“Ignore him, just keep running!” A feral infected caught me a few seconds later, and the dev released a heavy sigh. “You should have used that zip line.” Engaged in a fight for my life with the infected, he advised, “You really don’t want to be fighting this guy.”
What was a little more worrisome was that a couple of the demo missions required heeding his extremely specific, counterintuitive advice. This is the only thing that left me worried about Dying Light.
When you’re left to your own devices, wandering the city and living by your wits, Dying Light seems terrific. The threats are real, but you can use your skills to edge past them. But in some of the more scripted sequences, Dying Light seems to want you to play like an idiot in order to create a horror-movie moment. In a couple places, the solution to a mission was to run right through a pack of monsters letting them give chase so that I could arrive at a safe location IN THE NICK OF TIME.
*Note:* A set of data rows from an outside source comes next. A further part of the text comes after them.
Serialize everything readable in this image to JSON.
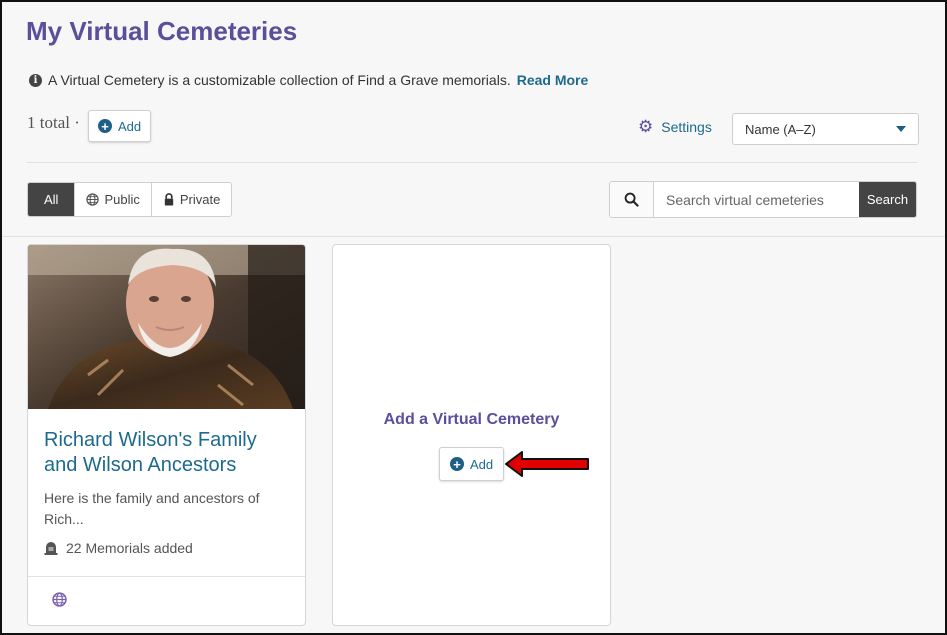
{
  "page": {
    "title": "My Virtual Cemeteries",
    "info_text": "A Virtual Cemetery is a customizable collection of Find a Grave memorials.",
    "read_more": "Read More"
  },
  "toolbar": {
    "total": "1 total ·",
    "add_label": "Add",
    "settings_label": "Settings",
    "sort_selected": "Name (A–Z)"
  },
  "filters": {
    "all": "All",
    "public": "Public",
    "private": "Private"
  },
  "search": {
    "placeholder": "Search virtual cemeteries",
    "button": "Search"
  },
  "cards": [
    {
      "title": "Richard Wilson's Family and Wilson Ancestors",
      "description": "Here is the family and ancestors of Rich...",
      "memorials": "22 Memorials added",
      "visibility_icon": "globe-icon"
    }
  ],
  "add_card": {
    "title": "Add a Virtual Cemetery",
    "button": "Add"
  },
  "colors": {
    "brand_purple": "#5b4e9b",
    "link_blue": "#1d6a8e",
    "dark_button": "#444444",
    "annotation_arrow": "#e00000"
  }
}
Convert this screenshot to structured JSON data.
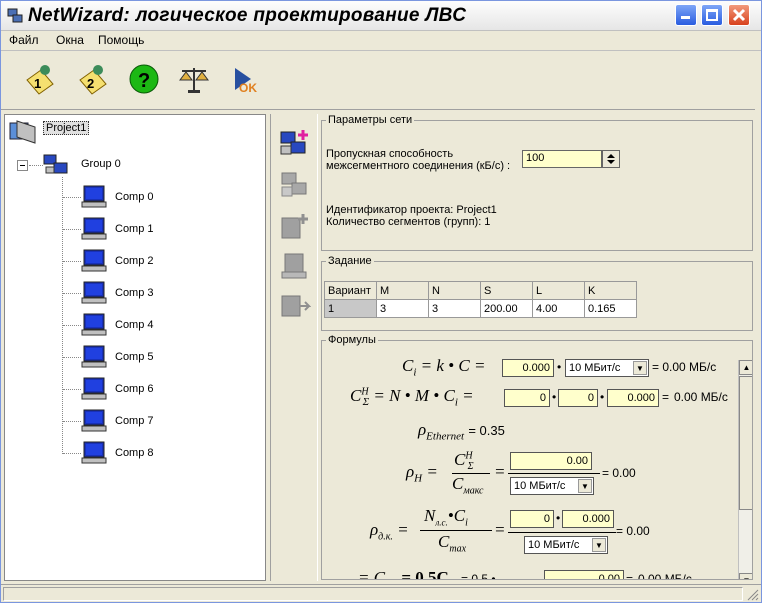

It’s difficult for more systemic games to manage these big narrative moments because they go against the grain of what the player has been taught. I came away from my demo feeling like Dying Light will be better served if it leans heavily on the journey across the city, and less on set-piece encounters near the destination.
Honestly, from what I played, the entire game could be me sneaking around a dying city, running in terror and fighting for my life. That foundation, coupled with the delicious dread of sundown, would easily lift Dying Light to cult-hit status when it comes out next year.